“Music is sounds, sounds around us whether we’re in or out of concert halls: cf. Thoreau.” Thus responded John Cage in the 1960s when R. Murray Schafer asked him for a definition of music. This idea has been slow to take root in Finland, where the mainstream in classical music consists of the modernist tradition, with a strong academic streak. Fortunately, this is now slowly changing.
“It may be that he will not like all the tunes of this new music, and that too will be good,” Schafer said. Any new departures and new ways of looking at art prompt controversy. Cage’s idea, however, was to allow people to hear all sounds as being equal. What is important is understanding the difference between hearing and listening. A listener can be an active recipient of sound in any context. Sound is vibrations. It is a physical phenomenon in invisible matter that cannot be grasped but can touch the listener.
Interesting things happen in the borderlands between music and sound art. Sub-genres of electronic music, field recordings, studies in improvisation and graphic notation and sound installations continue to open up new pathways for musicians in all genres. There are always conflicts, but the heat generated by friction generates energy, and energy propels movement towards new results, hopefully. “Without deviation from the norm progress is not possible,” said Frank Zappa once upon a time.
To me, energy implies intensity. The two concepts are related and are often found in the same contexts.
Yet both are imprecise: intensity might not mean anything concrete that is measurable, but when it exists, it gives a reason for many artworks. That is why it is one of the most important parts of music, and it is found in all music regardless of genre. Music must, almost by definition, contain an absurd and surreal power.
In my work as a composer, I aim to approach sound as diversely as possible and without prejudice. Instrumentation affects what the sound world of the piece will be like; it is good to have restrictions. In the case of, say, a work for a solo instrument, the soundscape is largely pre-determined. I like to explore sounds rather than harmony, melody or form. Those are secondary features that are derived from the phenomenon of sound. That is not to say that they are unimportant, though.
As an electronics programmer, I am interested in bugs and errors. Such surprising occurrences often take one’s thoughts in unintended directions. One must get lost in order to find. A good example of this is my piece Feed, recorded on the debut album of defunensemble, define function, last year. The tape part is almost completely coloured by the aesthetic of errors. The author Cesar Aira once wrote of his own work: “My style is irregular, sloppy, spasmodic, joking.” Well said!
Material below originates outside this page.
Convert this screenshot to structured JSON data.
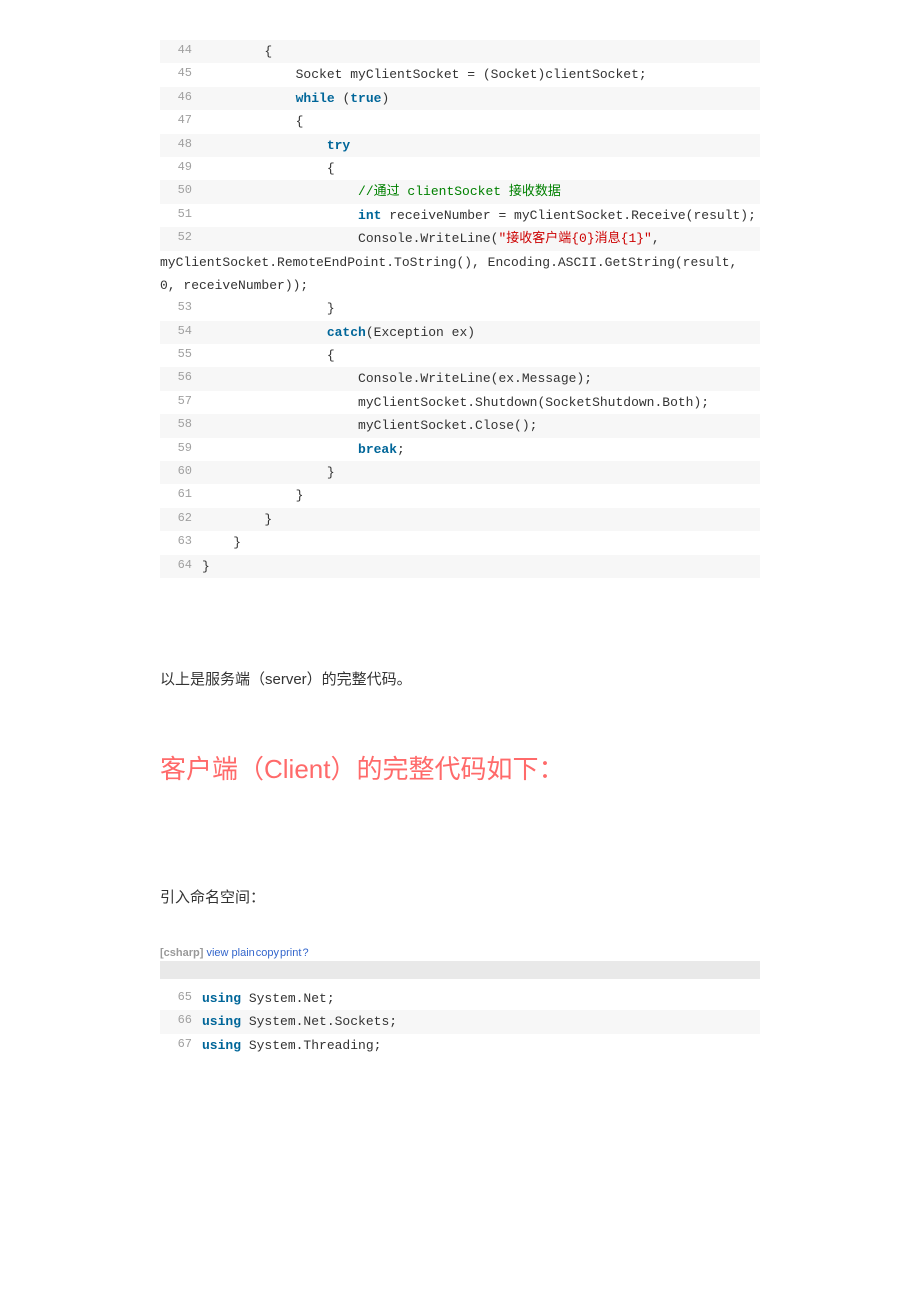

As artistic director of the Tampere Biennale, I wanted to bring in various aspects of sound art today, whether concert music, alternative rock, sound installations or the unpredictable but utterly familiar soundscape of the urban space. When you add surprising, incongruous sounds to a cityscape, the experience of space and sound may change completely. I am hoping that people will be confused, in a positive way, in Tampere this spring. And even those local people who never go to Tampere Biennale concerts (yes, there are such people!) will have an opportunity to be exposed to sound art.
The festival is celebrating its 30th anniversary yet has very little in it that could be described as retrospective. There are several premieres. The concerts will feature both traditional and very untraditional instruments, from balloons through a box-spring mattress to the good old piano. Some pianos will be destroyed, I’m afraid. But even that can be done in so many ways!
Translation: Jaakko Mäntyjärvi
Photo: Juha Nenonen
More about defunensemble here.